- _App and web page records_

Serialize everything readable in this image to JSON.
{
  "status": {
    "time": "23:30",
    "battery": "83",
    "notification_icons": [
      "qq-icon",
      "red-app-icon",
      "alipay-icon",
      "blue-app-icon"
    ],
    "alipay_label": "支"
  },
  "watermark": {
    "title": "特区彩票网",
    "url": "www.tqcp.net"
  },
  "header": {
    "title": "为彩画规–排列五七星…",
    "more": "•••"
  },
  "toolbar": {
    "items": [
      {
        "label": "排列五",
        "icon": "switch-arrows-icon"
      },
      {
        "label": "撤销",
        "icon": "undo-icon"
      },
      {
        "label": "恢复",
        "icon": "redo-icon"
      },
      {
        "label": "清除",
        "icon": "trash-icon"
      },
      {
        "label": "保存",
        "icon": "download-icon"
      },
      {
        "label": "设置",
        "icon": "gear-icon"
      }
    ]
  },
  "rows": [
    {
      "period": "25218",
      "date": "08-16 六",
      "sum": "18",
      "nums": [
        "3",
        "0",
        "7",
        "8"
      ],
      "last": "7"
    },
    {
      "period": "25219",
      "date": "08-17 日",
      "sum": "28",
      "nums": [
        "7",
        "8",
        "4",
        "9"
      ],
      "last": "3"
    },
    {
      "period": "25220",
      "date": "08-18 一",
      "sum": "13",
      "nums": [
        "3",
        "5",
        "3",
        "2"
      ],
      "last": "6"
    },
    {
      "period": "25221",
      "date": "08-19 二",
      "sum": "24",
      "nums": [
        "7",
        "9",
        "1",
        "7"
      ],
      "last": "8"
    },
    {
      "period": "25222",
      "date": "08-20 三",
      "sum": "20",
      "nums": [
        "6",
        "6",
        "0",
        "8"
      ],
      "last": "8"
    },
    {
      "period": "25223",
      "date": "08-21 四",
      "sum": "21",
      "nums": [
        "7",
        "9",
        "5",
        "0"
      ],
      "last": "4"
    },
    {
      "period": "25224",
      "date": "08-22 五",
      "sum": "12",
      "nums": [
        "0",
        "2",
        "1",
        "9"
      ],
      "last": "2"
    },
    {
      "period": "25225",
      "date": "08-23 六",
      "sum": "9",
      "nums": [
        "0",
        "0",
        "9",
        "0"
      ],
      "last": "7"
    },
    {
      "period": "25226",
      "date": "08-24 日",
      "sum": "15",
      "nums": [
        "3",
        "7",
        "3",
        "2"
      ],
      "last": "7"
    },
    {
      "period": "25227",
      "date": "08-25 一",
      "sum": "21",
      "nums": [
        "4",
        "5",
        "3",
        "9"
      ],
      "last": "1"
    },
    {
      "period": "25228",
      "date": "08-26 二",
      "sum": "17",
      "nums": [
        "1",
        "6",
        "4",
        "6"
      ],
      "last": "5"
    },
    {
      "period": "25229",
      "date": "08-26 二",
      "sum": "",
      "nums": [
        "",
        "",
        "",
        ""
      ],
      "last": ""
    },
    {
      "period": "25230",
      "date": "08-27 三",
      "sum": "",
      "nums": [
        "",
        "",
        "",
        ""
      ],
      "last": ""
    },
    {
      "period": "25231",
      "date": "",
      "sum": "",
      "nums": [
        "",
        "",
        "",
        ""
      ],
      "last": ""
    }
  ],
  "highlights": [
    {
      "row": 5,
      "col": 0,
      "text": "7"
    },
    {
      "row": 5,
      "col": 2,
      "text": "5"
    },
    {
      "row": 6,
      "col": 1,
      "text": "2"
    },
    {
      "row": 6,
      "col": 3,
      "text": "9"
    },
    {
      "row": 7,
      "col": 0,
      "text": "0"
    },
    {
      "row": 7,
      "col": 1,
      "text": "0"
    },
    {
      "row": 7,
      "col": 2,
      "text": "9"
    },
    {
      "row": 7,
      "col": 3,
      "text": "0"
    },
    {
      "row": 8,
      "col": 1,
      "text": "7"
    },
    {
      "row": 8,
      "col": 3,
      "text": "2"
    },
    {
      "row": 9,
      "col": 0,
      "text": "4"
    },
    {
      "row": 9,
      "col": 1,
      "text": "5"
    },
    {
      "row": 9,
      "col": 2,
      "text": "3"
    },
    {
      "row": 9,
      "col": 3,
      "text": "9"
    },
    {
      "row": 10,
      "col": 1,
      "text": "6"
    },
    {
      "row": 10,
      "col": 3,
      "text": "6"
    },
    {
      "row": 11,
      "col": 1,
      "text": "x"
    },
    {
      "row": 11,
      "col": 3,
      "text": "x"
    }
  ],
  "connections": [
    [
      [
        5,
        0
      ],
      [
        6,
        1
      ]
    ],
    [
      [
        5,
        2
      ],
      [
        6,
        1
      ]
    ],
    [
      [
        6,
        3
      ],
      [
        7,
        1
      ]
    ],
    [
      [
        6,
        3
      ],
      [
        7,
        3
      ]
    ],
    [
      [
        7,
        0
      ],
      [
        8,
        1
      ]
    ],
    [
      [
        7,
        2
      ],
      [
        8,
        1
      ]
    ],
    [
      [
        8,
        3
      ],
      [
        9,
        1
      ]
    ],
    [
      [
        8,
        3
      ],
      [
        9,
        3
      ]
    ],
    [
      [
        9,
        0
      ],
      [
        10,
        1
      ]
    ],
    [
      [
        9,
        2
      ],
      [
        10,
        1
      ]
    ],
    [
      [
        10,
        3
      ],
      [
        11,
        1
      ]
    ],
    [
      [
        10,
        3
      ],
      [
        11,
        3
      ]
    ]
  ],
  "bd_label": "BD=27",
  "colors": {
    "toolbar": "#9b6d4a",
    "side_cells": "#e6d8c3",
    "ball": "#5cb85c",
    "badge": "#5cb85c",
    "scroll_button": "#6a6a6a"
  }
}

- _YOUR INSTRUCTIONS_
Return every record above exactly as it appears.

- _EXERCISE SOLUTION_
Serialize everything readable in this image to JSON.
{
  "status": {
    "time": "23:30",
    "battery": "83",
    "notification_icons": [
      "qq-icon",
      "red-app-icon",
      "alipay-icon",
      "blue-app-icon"
    ],
    "alipay_label": "支"
  },
  "watermark": {
    "title": "特区彩票网",
    "url": "www.tqcp.net"
  },
  "header": {
    "title": "为彩画规–排列五七星…",
    "more": "•••"
  },
  "toolbar": {
    "items": [
      {
        "label": "排列五",
        "icon": "switch-arrows-icon"
      },
      {
        "label": "撤销",
        "icon": "undo-icon"
      },
      {
        "label": "恢复",
        "icon": "redo-icon"
      },
      {
        "label": "清除",
        "icon": "trash-icon"
      },
      {
        "label": "保存",
        "icon": "download-icon"
      },
      {
        "label": "设置",
        "icon": "gear-icon"
      }
    ]
  },
  "rows": [
    {
      "period": "25218",
      "date": "08-16 六",
      "sum": "18",
      "nums": [
        "3",
        "0",
        "7",
        "8"
      ],
      "last": "7"
    },
    {
      "period": "25219",
      "date": "08-17 日",
      "sum": "28",
      "nums": [
        "7",
        "8",
        "4",
        "9"
      ],
      "last": "3"
    },
    {
      "period": "25220",
      "date": "08-18 一",
      "sum": "13",
      "nums": [
        "3",
        "5",
        "3",
        "2"
      ],
      "last": "6"
    },
    {
      "period": "25221",
      "date": "08-19 二",
      "sum": "24",
      "nums": [
        "7",
        "9",
        "1",
        "7"
      ],
      "last": "8"
    },
    {
      "period": "25222",
      "date": "08-20 三",
      "sum": "20",
      "nums": [
        "6",
        "6",
        "0",
        "8"
      ],
      "last": "8"
    },
    {
      "period": "25223",
      "date": "08-21 四",
      "sum": "21",
      "nums": [
        "7",
        "9",
        "5",
        "0"
      ],
      "last": "4"
    },
    {
      "period": "25224",
      "date": "08-22 五",
      "sum": "12",
      "nums": [
        "0",
        "2",
        "1",
        "9"
      ],
      "last": "2"
    },
    {
      "period": "25225",
      "date": "08-23 六",
      "sum": "9",
      "nums": [
        "0",
        "0",
        "9",
        "0"
      ],
      "last": "7"
    },
    {
      "period": "25226",
      "date": "08-24 日",
      "sum": "15",
      "nums": [
        "3",
        "7",
        "3",
        "2"
      ],
      "last": "7"
    },
    {
      "period": "25227",
      "date": "08-25 一",
      "sum": "21",
      "nums": [
        "4",
        "5",
        "3",
        "9"
      ],
      "last": "1"
    },
    {
      "period": "25228",
      "date": "08-26 二",
      "sum": "17",
      "nums": [
        "1",
        "6",
        "4",
        "6"
      ],
      "last": "5"
    },
    {
      "period": "25229",
      "date": "08-26 二",
      "sum": "",
      "nums": [
        "",
        "",
        "",
        ""
      ],
      "last": ""
    },
    {
      "period": "25230",
      "date": "08-27 三",
      "sum": "",
      "nums": [
        "",
        "",
        "",
        ""
      ],
      "last": ""
    },
    {
      "period": "25231",
      "date": "",
      "sum": "",
      "nums": [
        "",
        "",
        "",
        ""
      ],
      "last": ""
    }
  ],
  "highlights": [
    {
      "row": 5,
      "col": 0,
      "text": "7"
    },
    {
      "row": 5,
      "col": 2,
      "text": "5"
    },
    {
      "row": 6,
      "col": 1,
      "text": "2"
    },
    {
      "row": 6,
      "col": 3,
      "text": "9"
    },
    {
      "row": 7,
      "col": 0,
      "text": "0"
    },
    {
      "row": 7,
      "col": 1,
      "text": "0"
    },
    {
      "row": 7,
      "col": 2,
      "text": "9"
    },
    {
      "row": 7,
      "col": 3,
      "text": "0"
    },
    {
      "row": 8,
      "col": 1,
      "text": "7"
    },
    {
      "row": 8,
      "col": 3,
      "text": "2"
    },
    {
      "row": 9,
      "col": 0,
      "text": "4"
    },
    {
      "row": 9,
      "col": 1,
      "text": "5"
    },
    {
      "row": 9,
      "col": 2,
      "text": "3"
    },
    {
      "row": 9,
      "col": 3,
      "text": "9"
    },
    {
      "row": 10,
      "col": 1,
      "text": "6"
    },
    {
      "row": 10,
      "col": 3,
      "text": "6"
    },
    {
      "row": 11,
      "col": 1,
      "text": "x"
    },
    {
      "row": 11,
      "col": 3,
      "text": "x"
    }
  ],
  "connections": [
    [
      [
        5,
        0
      ],
      [
        6,
        1
      ]
    ],
    [
      [
        5,
        2
      ],
      [
        6,
        1
      ]
    ],
    [
      [
        6,
        3
      ],
      [
        7,
        1
      ]
    ],
    [
      [
        6,
        3
      ],
      [
        7,
        3
      ]
    ],
    [
      [
        7,
        0
      ],
      [
        8,
        1
      ]
    ],
    [
      [
        7,
        2
      ],
      [
        8,
        1
      ]
    ],
    [
      [
        8,
        3
      ],
      [
        9,
        1
      ]
    ],
    [
      [
        8,
        3
      ],
      [
        9,
        3
      ]
    ],
    [
      [
        9,
        0
      ],
      [
        10,
        1
      ]
    ],
    [
      [
        9,
        2
      ],
      [
        10,
        1
      ]
    ],
    [
      [
        10,
        3
      ],
      [
        11,
        1
      ]
    ],
    [
      [
        10,
        3
      ],
      [
        11,
        3
      ]
    ]
  ],
  "bd_label": "BD=27",
  "colors": {
    "toolbar": "#9b6d4a",
    "side_cells": "#e6d8c3",
    "ball": "#5cb85c",
    "badge": "#5cb85c",
    "scroll_button": "#6a6a6a"
  }
}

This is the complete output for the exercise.